As historians look at history, they seek to discern the forces or people that have shaped the past. My own historical convictions have led me to focus on people as the main actors on the stage of history, not economic force or ideologies per se. Yet, there is definitely a place to evaluate the impact of such forces as these, or pandemic disease. One thinks in this regard of the impact of a pestilence on the forces of the Athenian Empire during the early stages of the Peloponnesian War with Sparta and her allies, a war made famous by the Greek historian Thucydides and which lasted from 431 to 404 bc. The loss of the Athenian general Pericles to this plague may well have affected Athenian fortunes in that war.

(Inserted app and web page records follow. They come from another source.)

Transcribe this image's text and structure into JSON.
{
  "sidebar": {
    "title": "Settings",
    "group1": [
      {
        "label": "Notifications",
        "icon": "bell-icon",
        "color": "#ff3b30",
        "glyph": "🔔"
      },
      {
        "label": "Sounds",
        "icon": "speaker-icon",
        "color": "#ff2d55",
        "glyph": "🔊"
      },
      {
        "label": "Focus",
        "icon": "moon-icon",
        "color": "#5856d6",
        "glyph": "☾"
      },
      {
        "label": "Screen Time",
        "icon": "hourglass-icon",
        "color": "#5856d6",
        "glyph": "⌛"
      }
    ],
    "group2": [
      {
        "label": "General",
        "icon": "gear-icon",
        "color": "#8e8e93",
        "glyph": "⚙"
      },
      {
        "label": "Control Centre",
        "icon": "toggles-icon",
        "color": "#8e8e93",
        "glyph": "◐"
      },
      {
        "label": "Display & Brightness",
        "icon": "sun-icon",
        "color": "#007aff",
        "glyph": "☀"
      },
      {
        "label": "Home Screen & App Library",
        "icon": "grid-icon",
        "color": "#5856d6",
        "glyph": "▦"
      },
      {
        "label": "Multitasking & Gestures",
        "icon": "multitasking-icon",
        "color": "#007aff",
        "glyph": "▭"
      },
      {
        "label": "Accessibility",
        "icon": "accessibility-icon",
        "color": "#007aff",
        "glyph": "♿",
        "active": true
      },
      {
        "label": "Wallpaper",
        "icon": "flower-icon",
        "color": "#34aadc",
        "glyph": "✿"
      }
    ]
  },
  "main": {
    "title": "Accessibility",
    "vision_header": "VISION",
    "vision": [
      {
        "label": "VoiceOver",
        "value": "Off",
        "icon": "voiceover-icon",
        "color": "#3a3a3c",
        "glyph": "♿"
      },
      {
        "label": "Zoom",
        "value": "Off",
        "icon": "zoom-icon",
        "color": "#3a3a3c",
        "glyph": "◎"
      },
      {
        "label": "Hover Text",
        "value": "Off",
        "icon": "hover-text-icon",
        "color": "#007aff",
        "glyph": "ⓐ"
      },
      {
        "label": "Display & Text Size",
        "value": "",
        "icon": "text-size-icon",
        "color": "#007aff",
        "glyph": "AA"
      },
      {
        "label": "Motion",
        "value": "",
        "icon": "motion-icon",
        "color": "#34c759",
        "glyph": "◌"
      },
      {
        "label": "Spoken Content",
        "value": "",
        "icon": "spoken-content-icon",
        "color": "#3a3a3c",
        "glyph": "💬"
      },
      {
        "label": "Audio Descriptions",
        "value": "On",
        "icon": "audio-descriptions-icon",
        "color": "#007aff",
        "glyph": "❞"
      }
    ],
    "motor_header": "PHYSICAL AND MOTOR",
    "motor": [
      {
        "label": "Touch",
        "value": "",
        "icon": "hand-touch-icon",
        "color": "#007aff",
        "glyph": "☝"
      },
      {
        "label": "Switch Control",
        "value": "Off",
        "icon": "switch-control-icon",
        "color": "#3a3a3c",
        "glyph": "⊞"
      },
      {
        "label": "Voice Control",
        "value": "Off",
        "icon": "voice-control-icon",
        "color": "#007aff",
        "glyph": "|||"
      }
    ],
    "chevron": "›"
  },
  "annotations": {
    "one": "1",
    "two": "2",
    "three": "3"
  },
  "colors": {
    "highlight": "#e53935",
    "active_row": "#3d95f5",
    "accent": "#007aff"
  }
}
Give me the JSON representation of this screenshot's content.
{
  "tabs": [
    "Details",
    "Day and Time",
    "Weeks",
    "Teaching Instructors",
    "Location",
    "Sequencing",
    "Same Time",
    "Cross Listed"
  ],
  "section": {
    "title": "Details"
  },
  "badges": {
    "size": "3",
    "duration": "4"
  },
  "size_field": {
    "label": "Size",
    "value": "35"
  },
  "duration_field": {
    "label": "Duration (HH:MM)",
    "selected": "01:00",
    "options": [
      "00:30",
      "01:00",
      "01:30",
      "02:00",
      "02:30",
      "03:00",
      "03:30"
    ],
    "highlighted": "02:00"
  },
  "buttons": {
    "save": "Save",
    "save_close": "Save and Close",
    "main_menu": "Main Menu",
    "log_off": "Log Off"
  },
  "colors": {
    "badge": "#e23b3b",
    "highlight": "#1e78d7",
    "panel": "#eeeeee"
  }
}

Of course, the church has not been unaffected by various epidemics and pandemics down through the years. In Faith in the Time of Plague: Selected Writings from the Reformation and Post-Reformation, Stephen Coleman and Todd Rester have collected texts ranging from Martin Luther to John Rawlet, a relatively unknown English author active during the Restoration, offering a rich resource of primary sources from our Protestant tradition as to how our spiritual forebears dealt with pandemics and plagues. Here are texts from French Reformed authors Theodore Beza and André Rivet, the Italian Reformer Jerome Zanchi, German Reformers such as Luther, Huldrych Zwingli, Ludwig Lavater, and Zacharias Ursinus, Dutch Reformed figures Gisbertus Voetius and Johannes Hoornbeeck, and two English writers, George Abbot and Rawlet. These texts, most of which have been expertly translated by Rester, deal with such key issues as to whether or not it is appropriate to seek to flee from places being impacted by epidemic or pandemic disease, divine sovereignty in such difficult times, and how to face death.
These texts come from a slice of Christian history, albeit a very important slice, namely, the era of the Reformation and its immediate aftermath in the seventeenth century. Of course, in addition to employing Scripture, these texts draw upon a rich tradition of reflection upon such matters. Coleman and Rester include one portion of that tradition, the sermon On Mortality by the third-century African bishop Cyprian (313–328). A number of authors in this collection clearly knew this work. Rivet called it “exquisite” (35), while Voetius termed it a “golden sermon” (p.81). And to Hoornbeeck, it was “an outstanding and timeless sermon” (128). Cyprian preached this homily, which mainly deals with the Christian facing death, in the wake of a pandemic that ravaged the Roman Empire for two decades between 250 and 270. At one point, possibly as many as 5,000 people were dying every day in Rome, including two emperors, Hostilian in 251 and Claudius II Gothicus in 270. From our vantage-point it is difficult to determine the nature of the plague, but from what Cyprian tells us of the various symptoms, this plague may well have been a viral hemorrhagic fever like Ebola.
The inclusion of Cyprian’s sermon is a great reminder of the way that our Reformed forbears saw themselves as heirs of a great tradition of Christian thought that reached back to late antiquity and how they drew upon that tradition for succor in their day. The past couple of years have been a difficult period—even a grim one—for Evangelicals in North America. In some ways, this situation has been exacerbated by the fact that far too many Evangelicals have no knowledge of how their Christian forebears faced similar events. May this splendid collection of resources be used in part to rectify this sad situation.
Michael A. G. Haykin is chair and professor of church history at The Southern Baptist Theological Seminary, Louisville, Kentucky.